A brighter whiter smile!
IN THE past, ancient Romans used human urine to get whiter teeth. Today, urine is no longer in use. There are now safer ways to get teeth whiter. As we get older, our teeth change colour. As part of the natural ageing process, they will no longer be as pearly white as in young children. In fact, they may appear yellow. Whitening your teeth may actually cause you to look much younger. Start by visiting your dentist if you would like to have your teeth whiter.
Your dentist may advise you on whether whiteners may be effective on your teeth. However, some discolourations may not be removed by whiteners; teeth that are yellowish may respond best versus teeth that are brown or bluish-grey. Teeth may appear stained for many reasons and that will influence what is used to get your teeth whiter.
Tooth-coloured filling materials and metal-filling materials do not respond to whitening agents. In this situation, your teeth may have to be covered with crowns or veneers. If your tooth was damaged by trauma – perhaps you fell or was hit in the mouth – it may become darkened. Your dentist may need to place a whitening agent inside your tooth, if this is the case.
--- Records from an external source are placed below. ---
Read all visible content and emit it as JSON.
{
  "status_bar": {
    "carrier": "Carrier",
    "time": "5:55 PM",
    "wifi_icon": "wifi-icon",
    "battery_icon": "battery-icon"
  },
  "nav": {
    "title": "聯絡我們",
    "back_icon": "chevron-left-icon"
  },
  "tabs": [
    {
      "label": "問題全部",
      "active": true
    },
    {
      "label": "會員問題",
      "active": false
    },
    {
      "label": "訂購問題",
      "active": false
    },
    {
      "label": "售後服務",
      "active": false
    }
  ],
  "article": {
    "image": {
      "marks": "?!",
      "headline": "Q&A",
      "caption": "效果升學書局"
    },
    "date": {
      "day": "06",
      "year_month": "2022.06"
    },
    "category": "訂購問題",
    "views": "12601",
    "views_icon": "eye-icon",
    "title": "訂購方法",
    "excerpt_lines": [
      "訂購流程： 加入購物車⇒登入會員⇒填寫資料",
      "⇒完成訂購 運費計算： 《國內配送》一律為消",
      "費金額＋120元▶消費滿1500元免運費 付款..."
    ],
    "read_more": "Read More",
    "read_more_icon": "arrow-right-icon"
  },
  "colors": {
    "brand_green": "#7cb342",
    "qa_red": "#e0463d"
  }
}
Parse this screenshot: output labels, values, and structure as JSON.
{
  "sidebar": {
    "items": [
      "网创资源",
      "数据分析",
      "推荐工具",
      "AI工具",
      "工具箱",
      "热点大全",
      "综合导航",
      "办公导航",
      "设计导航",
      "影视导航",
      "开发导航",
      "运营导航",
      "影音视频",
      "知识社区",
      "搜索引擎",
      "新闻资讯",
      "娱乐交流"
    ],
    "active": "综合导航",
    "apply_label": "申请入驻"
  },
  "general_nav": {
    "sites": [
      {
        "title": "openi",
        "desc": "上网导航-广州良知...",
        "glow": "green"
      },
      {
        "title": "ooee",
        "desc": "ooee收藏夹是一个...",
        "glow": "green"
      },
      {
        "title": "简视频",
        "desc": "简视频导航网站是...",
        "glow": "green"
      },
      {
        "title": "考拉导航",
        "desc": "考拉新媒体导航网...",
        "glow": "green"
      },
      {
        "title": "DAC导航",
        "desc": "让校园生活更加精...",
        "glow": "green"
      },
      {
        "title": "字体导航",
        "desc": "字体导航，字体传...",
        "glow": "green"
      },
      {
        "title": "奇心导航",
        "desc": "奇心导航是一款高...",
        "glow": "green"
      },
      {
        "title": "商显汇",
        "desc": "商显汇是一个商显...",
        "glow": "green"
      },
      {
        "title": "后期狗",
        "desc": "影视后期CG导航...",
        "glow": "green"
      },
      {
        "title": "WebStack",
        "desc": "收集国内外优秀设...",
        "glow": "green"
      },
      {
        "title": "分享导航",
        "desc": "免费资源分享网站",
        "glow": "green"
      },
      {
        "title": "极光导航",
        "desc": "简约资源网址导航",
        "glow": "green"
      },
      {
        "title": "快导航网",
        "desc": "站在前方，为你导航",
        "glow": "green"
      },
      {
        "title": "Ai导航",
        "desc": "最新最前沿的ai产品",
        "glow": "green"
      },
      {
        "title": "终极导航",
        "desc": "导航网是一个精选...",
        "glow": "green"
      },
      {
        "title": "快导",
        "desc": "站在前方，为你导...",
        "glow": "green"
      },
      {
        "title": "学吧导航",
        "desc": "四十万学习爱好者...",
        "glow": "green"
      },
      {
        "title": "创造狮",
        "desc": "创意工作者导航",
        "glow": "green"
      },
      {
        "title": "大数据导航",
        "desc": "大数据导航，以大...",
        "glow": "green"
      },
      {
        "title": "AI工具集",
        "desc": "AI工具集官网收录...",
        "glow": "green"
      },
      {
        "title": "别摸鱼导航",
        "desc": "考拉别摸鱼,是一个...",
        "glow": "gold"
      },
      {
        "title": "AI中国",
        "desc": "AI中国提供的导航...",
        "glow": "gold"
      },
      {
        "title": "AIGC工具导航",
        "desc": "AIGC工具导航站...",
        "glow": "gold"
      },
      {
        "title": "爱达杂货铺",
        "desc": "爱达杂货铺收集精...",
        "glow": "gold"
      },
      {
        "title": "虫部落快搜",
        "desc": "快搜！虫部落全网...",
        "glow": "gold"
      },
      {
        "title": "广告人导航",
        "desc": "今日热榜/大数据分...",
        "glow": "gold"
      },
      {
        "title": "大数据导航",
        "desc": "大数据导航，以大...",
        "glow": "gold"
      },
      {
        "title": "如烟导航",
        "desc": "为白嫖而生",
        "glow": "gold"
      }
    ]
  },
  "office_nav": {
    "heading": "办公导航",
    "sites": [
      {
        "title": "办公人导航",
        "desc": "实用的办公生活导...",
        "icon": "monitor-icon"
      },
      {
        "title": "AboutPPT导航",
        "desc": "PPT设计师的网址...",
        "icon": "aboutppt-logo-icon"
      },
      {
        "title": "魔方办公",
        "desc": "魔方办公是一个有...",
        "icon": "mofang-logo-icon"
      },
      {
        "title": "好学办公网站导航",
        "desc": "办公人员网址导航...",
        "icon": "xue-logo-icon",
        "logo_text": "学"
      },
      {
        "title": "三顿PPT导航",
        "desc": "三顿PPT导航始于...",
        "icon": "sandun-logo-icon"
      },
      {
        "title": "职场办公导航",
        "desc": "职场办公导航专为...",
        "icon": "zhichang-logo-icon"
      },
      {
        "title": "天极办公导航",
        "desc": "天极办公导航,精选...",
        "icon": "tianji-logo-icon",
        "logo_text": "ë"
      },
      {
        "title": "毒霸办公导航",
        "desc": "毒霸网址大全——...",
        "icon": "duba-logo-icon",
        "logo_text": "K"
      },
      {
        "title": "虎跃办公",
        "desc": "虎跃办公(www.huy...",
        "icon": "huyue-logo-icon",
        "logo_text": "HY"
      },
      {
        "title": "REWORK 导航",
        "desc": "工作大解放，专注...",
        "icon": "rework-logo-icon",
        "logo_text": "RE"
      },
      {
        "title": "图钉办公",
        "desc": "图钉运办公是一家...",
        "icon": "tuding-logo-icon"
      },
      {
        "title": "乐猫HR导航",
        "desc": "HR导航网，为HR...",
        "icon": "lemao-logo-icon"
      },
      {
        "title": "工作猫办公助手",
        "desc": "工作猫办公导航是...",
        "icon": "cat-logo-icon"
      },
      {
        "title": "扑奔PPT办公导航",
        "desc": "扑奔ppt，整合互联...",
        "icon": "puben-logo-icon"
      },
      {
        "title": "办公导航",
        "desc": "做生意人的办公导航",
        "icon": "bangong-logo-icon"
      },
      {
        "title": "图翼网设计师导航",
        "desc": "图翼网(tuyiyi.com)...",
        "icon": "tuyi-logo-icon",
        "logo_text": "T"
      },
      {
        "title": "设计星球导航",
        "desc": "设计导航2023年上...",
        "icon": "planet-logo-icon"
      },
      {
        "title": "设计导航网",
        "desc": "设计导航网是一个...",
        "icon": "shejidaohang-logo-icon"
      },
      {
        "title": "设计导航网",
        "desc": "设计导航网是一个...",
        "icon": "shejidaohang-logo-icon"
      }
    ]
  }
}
You may choose to have your teeth whitened in the dental office. A protective shield will be placed over your gum; this may be a rubber shield or gel. This shield is very important to prevent damage to your gums and other soft tissues. A light may also be used during the process and you may need to attend for more than one visit. There is also an alternate way which allows you to take a custom-made tray home, with advice on how to use the whitening agent over a period, usually two weeks. This tray is very important as it will be specifically designed to fit your mouth and reduce possibility of the whitening agent damaging your soft tissues.
Having your teeth professionally cleaned may also prove helpful in removing food stains, tobacco stains and plaque bacteria. You may need to adjust your lifestyle if you really want to keep your teeth white. Habits like smoking, coffee or tea drinking will stain your teeth. Once you have cleaned your teeth, you may also use a ‘whitening’ toothpaste.
All toothpaste remove surface stains from teeth, however, those deemed ‘whitening’ toothpaste may have additional abrasive agents and chemicals. You may get good results, whiter teeth. However, your teeth can become sensitive when using this toothpaste.
Whitening your teeth using chemicals may have side effects. These include chemical burns to your soft tissues and sensitive teeth. The teeth may also appear ‘over white’ and then dark after a period of 30 days. The most common side effect is sensitive teeth. The sensitivity may be noticed during the whitening process or one to three days after completion. Your teeth may become sensitive to cold air when you speak and even when you drink cold or hot beverages. Once you experience any sensitivity – the use of the agent should be discontinued and your dentist informed.
Teeth whitening is not recommended for children under 16 years and pregnant and lactating women.
There is hope if you have become conscious of your teeth changing colour. You can boost your confidence by whitening your teeth. Give yourself a brighter, whiter smile!